I use my social media accounts to keep up to date with the latest cybersecurity trends and to ask the security community questions. Often, I discuss the Cyber workforce because a) like all CISOs, I’m worried about our talent pool, and b) as a CISO at a university, I am often asked about this subject. Brian Contos, CISO of Verodin, suggested that we talk about this topic on the Cybersecurity Effectiveness Podcast, which was a great reason for me to consolidate my thinking on the matter.
The problem is clear: we don’t have enough people in the cyber workforce. We’re in need of a diverse talent pool; CISOs urgently need to know how to grow their own talent while educational institutions and InfoSec programs catch up to the demand.
There are two broadly-defined higher education tracks to be aware of: community colleges focusing on entry-level cyber technical skills, and four-year colleges focusing on cyber theory and research. Community colleges have really stepped up and many now offer skills-based curriculums that allow graduates to take on entry-level roles in security engineering and operations disciplines. Typically, four-year colleges that offer Bachelor’s, Master’s, and Doctoral degree programs focus more heavily on theories and research. These programs produce people ready to be systems analysts, security architects, and software engineers. Both types of programs serve an important role in growing the cyber workforce, but currently struggle to keep up with student and employer demand.
Organizations and programs recognize the immense dearth of K-12 technology and information security teachers, but this is where these skills need to be introduced if we are to improve the diversity and size of the cyber talent pipeline. We’re starting to see private companies and public entities invest in the teacher training and curriculum development for middle and high school programs. Unfortunately, this work will take a decade or more to come to fruition.
CISOs can help the growth of the cyber workforce by partnering with educational institutions. Examples can include consulting with board members to inform curriculum creation; providing subject matter experts to aid instruction or assist with classroom delivery; and investing in cyber programs.

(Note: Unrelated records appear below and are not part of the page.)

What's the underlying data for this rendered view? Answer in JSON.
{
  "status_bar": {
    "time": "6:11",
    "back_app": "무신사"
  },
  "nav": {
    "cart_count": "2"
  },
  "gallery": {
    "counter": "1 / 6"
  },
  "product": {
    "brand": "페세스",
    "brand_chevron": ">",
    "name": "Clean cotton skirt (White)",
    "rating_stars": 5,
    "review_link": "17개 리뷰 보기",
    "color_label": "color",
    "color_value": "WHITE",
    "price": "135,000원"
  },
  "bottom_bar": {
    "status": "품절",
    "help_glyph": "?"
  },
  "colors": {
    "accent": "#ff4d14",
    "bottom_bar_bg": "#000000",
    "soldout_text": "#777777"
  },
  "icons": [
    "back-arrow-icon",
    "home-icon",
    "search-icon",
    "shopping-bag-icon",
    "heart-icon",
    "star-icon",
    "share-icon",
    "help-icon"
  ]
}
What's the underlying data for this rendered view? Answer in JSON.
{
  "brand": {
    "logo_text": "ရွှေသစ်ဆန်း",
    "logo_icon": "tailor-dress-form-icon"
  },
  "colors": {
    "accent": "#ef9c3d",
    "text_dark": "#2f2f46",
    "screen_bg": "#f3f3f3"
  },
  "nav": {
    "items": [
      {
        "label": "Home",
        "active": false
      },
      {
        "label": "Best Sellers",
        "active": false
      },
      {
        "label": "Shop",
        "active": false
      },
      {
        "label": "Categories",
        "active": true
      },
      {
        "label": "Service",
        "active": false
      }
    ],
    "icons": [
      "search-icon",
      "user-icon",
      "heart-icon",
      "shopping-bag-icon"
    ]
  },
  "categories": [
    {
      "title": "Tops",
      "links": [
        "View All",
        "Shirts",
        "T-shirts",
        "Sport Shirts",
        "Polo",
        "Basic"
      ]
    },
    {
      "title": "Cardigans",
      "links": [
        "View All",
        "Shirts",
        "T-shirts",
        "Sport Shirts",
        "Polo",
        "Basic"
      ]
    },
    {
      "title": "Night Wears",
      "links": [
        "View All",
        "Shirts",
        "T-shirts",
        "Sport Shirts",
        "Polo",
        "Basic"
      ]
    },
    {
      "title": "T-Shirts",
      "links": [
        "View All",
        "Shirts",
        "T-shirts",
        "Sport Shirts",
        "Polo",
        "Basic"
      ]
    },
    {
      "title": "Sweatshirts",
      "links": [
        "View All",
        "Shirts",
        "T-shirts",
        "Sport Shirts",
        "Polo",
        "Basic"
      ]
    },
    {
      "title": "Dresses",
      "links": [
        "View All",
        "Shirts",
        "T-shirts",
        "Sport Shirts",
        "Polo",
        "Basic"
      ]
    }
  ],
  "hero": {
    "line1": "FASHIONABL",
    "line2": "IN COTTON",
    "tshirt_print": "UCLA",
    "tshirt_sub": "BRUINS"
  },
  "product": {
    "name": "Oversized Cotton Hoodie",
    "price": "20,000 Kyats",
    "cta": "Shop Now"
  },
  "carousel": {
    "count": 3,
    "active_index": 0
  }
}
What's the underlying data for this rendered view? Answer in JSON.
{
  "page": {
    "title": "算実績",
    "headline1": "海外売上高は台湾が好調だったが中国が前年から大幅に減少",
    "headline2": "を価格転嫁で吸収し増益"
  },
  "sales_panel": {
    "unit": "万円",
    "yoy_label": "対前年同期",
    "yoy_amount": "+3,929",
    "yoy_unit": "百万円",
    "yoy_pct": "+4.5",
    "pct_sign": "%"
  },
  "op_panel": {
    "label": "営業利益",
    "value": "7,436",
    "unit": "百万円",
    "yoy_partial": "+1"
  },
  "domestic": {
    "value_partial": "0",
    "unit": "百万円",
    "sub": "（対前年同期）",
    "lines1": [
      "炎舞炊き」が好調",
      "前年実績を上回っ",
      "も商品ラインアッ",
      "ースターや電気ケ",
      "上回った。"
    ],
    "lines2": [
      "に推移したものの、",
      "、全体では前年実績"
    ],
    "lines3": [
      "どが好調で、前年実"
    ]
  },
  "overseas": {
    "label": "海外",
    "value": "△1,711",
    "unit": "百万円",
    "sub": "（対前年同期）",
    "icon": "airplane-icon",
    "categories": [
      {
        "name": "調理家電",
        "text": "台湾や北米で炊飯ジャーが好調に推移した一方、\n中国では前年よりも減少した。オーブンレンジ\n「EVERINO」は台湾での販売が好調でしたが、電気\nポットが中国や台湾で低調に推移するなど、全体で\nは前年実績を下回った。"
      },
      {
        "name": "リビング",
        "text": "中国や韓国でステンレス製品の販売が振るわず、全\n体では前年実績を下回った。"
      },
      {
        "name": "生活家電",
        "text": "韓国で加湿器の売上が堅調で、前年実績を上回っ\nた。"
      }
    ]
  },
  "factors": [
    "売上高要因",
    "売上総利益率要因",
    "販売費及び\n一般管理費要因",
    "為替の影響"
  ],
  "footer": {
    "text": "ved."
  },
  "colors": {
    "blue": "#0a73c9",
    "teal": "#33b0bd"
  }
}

Many institutions are also willing to consider creating specific training for a company – e.g. certificate programs, internships, etc. – when the right partnership exists.
All of these efforts are necessary if we are to grow the cyber workforce quickly.
Check out the podcast to listen to our full conversation.